July Employment Report Preview
Friday's employment situation report once again is the focus of the financial markets. Last month the question was whether we would break through the bottom of the perceived trading range. This month's rally has taken us to the 200-day moving average, which many see as the top of the range.
Corporate earnings have been excellent, but there is continuing skepticism about economic growth. Since everyone agrees about the importance of jobs, the monthly employment situation report looms large.
As I have often said in recent months, we should not be expecting much from tomorrow's report.
Let me start with some background on my approach.
Our Own Estimate
The non-farm payroll report is based upon a monthly survey, attempting to estimate all of the jobs for the week including the 12th of the month. Each month my team asks the question, "What change in payroll employment would be consistent with other economic data from the same time period (the week including the 12th of the prior month)?

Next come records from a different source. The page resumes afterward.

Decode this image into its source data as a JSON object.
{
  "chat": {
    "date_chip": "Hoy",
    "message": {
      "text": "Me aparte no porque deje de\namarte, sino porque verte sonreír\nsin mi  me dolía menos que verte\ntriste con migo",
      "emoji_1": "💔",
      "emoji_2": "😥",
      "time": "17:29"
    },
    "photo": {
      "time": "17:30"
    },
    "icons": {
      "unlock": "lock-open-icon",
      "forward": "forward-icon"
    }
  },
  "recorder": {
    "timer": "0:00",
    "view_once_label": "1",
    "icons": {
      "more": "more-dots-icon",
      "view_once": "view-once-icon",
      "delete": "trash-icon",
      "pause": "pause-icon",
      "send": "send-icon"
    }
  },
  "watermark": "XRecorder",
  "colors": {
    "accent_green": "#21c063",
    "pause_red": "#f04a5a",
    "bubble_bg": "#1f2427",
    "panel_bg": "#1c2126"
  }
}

This is not a forecast, per se, since we do not posit any causal relationship among these variables. They are all concurrent indicators of economic activity.
- We use the four-week moving average of initial unemployment claims, culminating in the week of the employment survey. This is the best direct indicator of new job losses. This has declined a bit — 457K versus 464K last month.
- We look at the University of Michigan sentiment survey, which we find to be more useful than the Conference Board's sentiment index. Michigan uses a panel, where some families are carried over from month to month. This is a good technique. Sentiment is influenced by employment. When people have lost jobs they are worried, it shows up in sentiment. It is a good concurrent indicator. The Michigan index plummeted last month to is now at 67.8, down from 76.0 last month.
- We use the ISM manufacturing index. This is 55.5, down slightly from 56.2 last month. This is the most bullish of the various indicators.
Our long-term record has been very good, especially when compared to the final revised data. This makes sense because our model was derived from the final data. Our approach also makes logical sense, because it involves some factors related to jobs lost, and some related to job creation.
Based upon the data, our estimate is for a loss of over 80K jobs. This should be adjusted by whatever the BLS announces as the census effect, expected to be something like 75K jobs. Briefly put, I think we could have a very poor report.
Readers should keep in mind that the preliminary reports have been running "hot" by about 100K jobs, a problem I discussed in this article. You must also keep in mind that the BLS estimate has a 90% confidence interval (just for sampling error) of+/- 100K jobs. Even if tomorrow's report seems good, I am suspicious because of the weak nature of the other economic data.
It is always interesting to compare the job forecasts from different sources. We follow several because of the widely varying methods they use. A wise interpretation would be to consider all of these disparate sources of information.
All of us are dealing with unusual circumstances because of the census hiring and later layoffs. This is not something that fits nicely into a model. The various forecasts should all be interpreted within that framework.
ADP has proprietary data because of its payroll management business. Looking only at private sector jobs — no government, no census effect, ADP sees gains of 42,000 jobs.
TrimTabs has another valuable approach — tax deposits. Their forecast is a private sector gain of 70K with census losses of 75K.
Briefing.com cites the consensus as a loss of 87K and their own forecast is a loss of 100K (before census adjustments.)
To summarize briefly, the market incorrectly focuses on predicting the BLS preliminary estimate — including the 100K confidence interval, the seasonal adjustments, and the benchmark revisions. I am probably the strongest supporter of BLS methodology and integrity, but I still see their approach as only one method out of many.
Jobs data is so important — and we are all so interested — that we seize upon whatever information we have, even when we know the limitations.
I am not specifically trading around the number this month. Given all of the other economic data, it is hard to believe that we will have brisk job growth. My guess is that other market participants will see this the same way. In fact, the market may not actually be expecting very much.
The combination of natural economic forces and government stimulus have not yet generated significant net job gains.